Ahrarnia’s new pictorial works are in two groups: large-scale images of dancers from the 1920s and 30s, dressed “Egyptian style” embroidered with patterns referencing the textile designs of Sonia Delauney; and more intimate portraits of named individuals from the 1910s–50s. By selecting these images of dancers and actresses in exotic attire from different decades, Ahrarnia traces the changing attitudes of acceptability throughout the first half of the 20th century, questioning notions of progress and liberalism in the Western world through time. In his embroidered portraits, Ahrarnia translates these notions into his own visual idiom—the coded language of espionage and mystery writing represented by the needlework cross-stitch.

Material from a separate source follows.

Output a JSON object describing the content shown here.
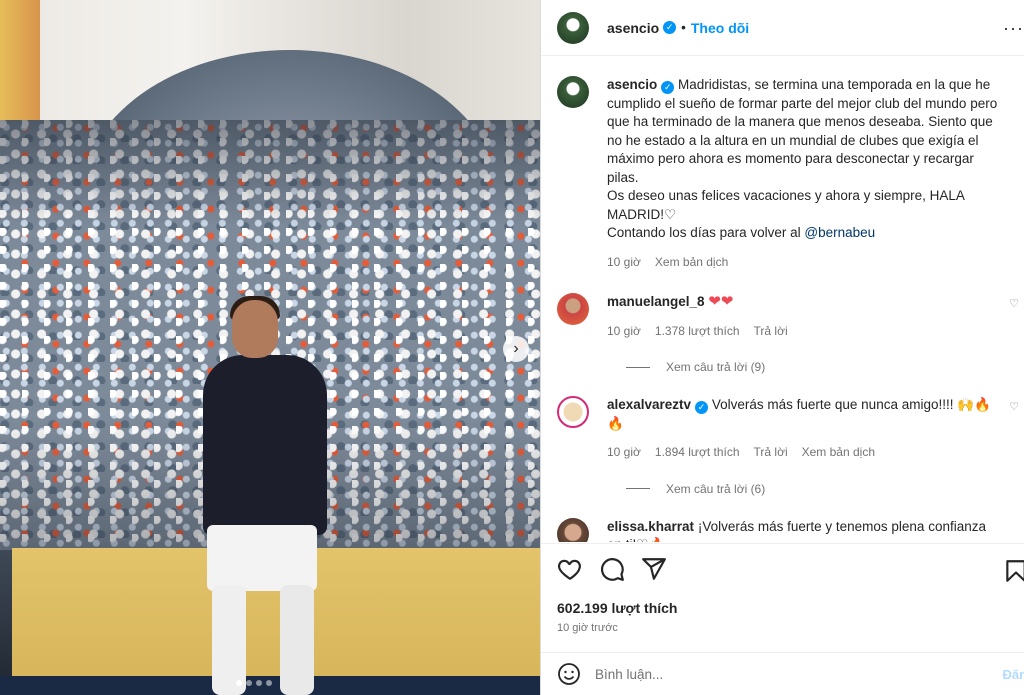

Ahrarnia’s love of anecdotal histories ties together various works. Agatha Christie, the subject of one of the portraits, wrote a number of her mysteries whilst stationed on archeological digs in Iraq with her husband Max Mallowan—most notably Nimrud, where they uncovered the famous Nimrud ivories. Motifs from these ivories (now in the British Museum), highly influenced by contemporary Egyptian artistic trends, are the subjects of Ahrarnia’s two silver-plated metal shovels from The Dig, Nimrud series.
Finally, Ahrarnia’s Khatam works tie together Western European and American modernist works to Egyptian themes. With reworkings of Max Bill’s triangular compositions and Roy Lichtenstein’s Great Pyramid, he reverses the familiar flow of orientalism, emphasizing the engagement of the modern with the traditional, the decorative with the scientific, and the interflow between East and West.
Farhad Ahrarnia (b. 1971, Shiraz) holds a degree in Experimental and Documentary Film Theory and Practice from the Northern Media School, Sheffield Hallam University, England. Ahrarnia’s solo shows include Stage on Fire, Rose Issa Projects, London, 2014; Canary in a Coal Mine, Rose Issa Projects, London, 2014; and Stitched, Leighton House Museum and Rose Issa Projects, London, 2008. Recent group shows include The Great Game, Iranian Pavilion, 56th Venice Biennale, Venice, 2015; Embroideremania, Hinterland Kunzt Art, Vienna Art Week, 2013; Bringing the War Home, Winchester School of Art, 2013; The Beginning of Thinking is Geometric, Maraya Art Centre and Barjeel foundation, Sharjah, 2013; Cometogether, Edge of Arabia, London, 2012; 6th Tashkent Biennale of Contemporary Art, 2011; and the Sheffield Pavilion at the 52nd Venice Biennale, 2007. His work is in the public collections of the Cartwright Hall Art Gallery, Bradford, Harewood House, Leeds and the British Museum, London.
About Lawrie Shabibi
Lawrie Shabibi is a contemporary art gallery housed in Dubai’s Alserkal Avenue. The gallery supports the long-term development of the careers of young international contemporary artists with a focus on those from the Middle East and North Africa. The gallery has successfully introduced international artists to the region whilst at the same time presented Middle Eastern artists to the international contemporary arts community. By holding a regular programme of exhibitions, screenings and talks, publishing catalogues and participating in international art fairs, Lawrie Shabibi has been a forerunner in the development of the contemporary art scene in Dubai.